Data provided —

* * * * *

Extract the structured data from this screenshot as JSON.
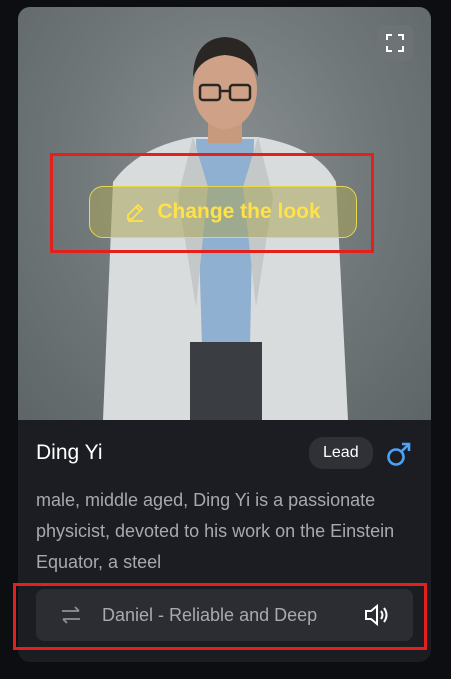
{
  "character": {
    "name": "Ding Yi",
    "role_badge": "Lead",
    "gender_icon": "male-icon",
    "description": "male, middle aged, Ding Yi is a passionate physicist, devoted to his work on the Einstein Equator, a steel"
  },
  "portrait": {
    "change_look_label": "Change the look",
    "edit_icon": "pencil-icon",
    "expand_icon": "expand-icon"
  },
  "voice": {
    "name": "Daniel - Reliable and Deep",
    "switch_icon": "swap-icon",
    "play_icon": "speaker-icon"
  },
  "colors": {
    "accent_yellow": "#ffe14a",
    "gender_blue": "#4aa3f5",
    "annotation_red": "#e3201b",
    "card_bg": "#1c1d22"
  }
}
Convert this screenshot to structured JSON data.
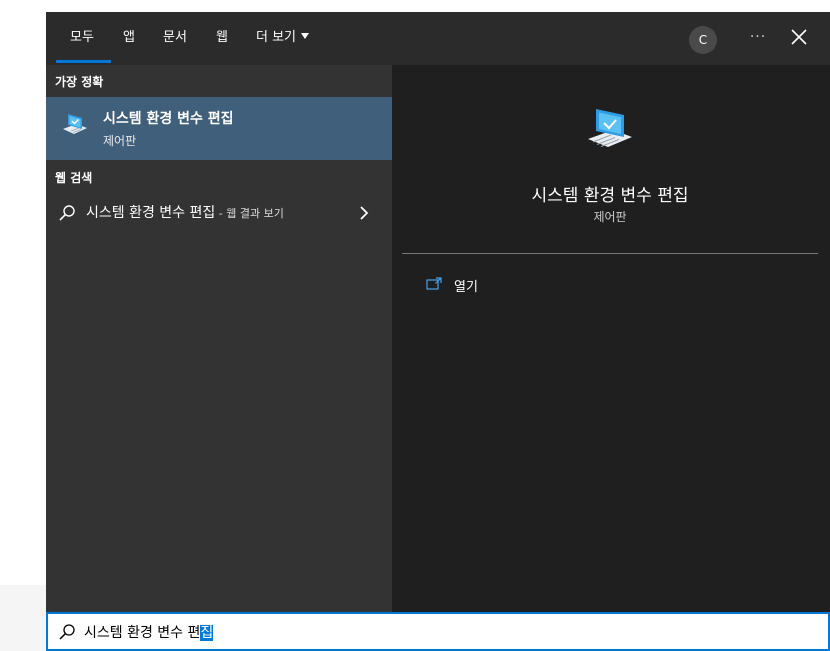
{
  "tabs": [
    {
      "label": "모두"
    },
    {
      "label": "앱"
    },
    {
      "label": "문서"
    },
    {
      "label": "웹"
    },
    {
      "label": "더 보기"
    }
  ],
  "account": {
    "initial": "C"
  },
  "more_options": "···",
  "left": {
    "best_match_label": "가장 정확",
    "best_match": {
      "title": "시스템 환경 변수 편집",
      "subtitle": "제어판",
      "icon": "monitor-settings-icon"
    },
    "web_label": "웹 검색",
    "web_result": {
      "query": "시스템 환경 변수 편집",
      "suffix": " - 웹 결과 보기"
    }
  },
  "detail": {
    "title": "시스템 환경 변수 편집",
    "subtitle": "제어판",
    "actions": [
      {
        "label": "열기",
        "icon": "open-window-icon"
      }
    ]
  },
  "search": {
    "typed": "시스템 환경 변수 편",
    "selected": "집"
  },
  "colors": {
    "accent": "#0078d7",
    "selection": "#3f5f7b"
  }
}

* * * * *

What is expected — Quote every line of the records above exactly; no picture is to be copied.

Answer below —
Extract the structured data from this screenshot as JSON.
{
  "character": {
    "name": "Ding Yi",
    "role_badge": "Lead",
    "gender_icon": "male-icon",
    "description": "male, middle aged, Ding Yi is a passionate physicist, devoted to his work on the Einstein Equator, a steel"
  },
  "portrait": {
    "change_look_label": "Change the look",
    "edit_icon": "pencil-icon",
    "expand_icon": "expand-icon"
  },
  "voice": {
    "name": "Daniel - Reliable and Deep",
    "switch_icon": "swap-icon",
    "play_icon": "speaker-icon"
  },
  "colors": {
    "accent_yellow": "#ffe14a",
    "gender_blue": "#4aa3f5",
    "annotation_red": "#e3201b",
    "card_bg": "#1c1d22"
  }
}
Convert this screenshot to structured JSON data.
{
  "tabs": [
    {
      "label": "모두"
    },
    {
      "label": "앱"
    },
    {
      "label": "문서"
    },
    {
      "label": "웹"
    },
    {
      "label": "더 보기"
    }
  ],
  "account": {
    "initial": "C"
  },
  "more_options": "···",
  "left": {
    "best_match_label": "가장 정확",
    "best_match": {
      "title": "시스템 환경 변수 편집",
      "subtitle": "제어판",
      "icon": "monitor-settings-icon"
    },
    "web_label": "웹 검색",
    "web_result": {
      "query": "시스템 환경 변수 편집",
      "suffix": " - 웹 결과 보기"
    }
  },
  "detail": {
    "title": "시스템 환경 변수 편집",
    "subtitle": "제어판",
    "actions": [
      {
        "label": "열기",
        "icon": "open-window-icon"
      }
    ]
  },
  "search": {
    "typed": "시스템 환경 변수 편",
    "selected": "집"
  },
  "colors": {
    "accent": "#0078d7",
    "selection": "#3f5f7b"
  }
}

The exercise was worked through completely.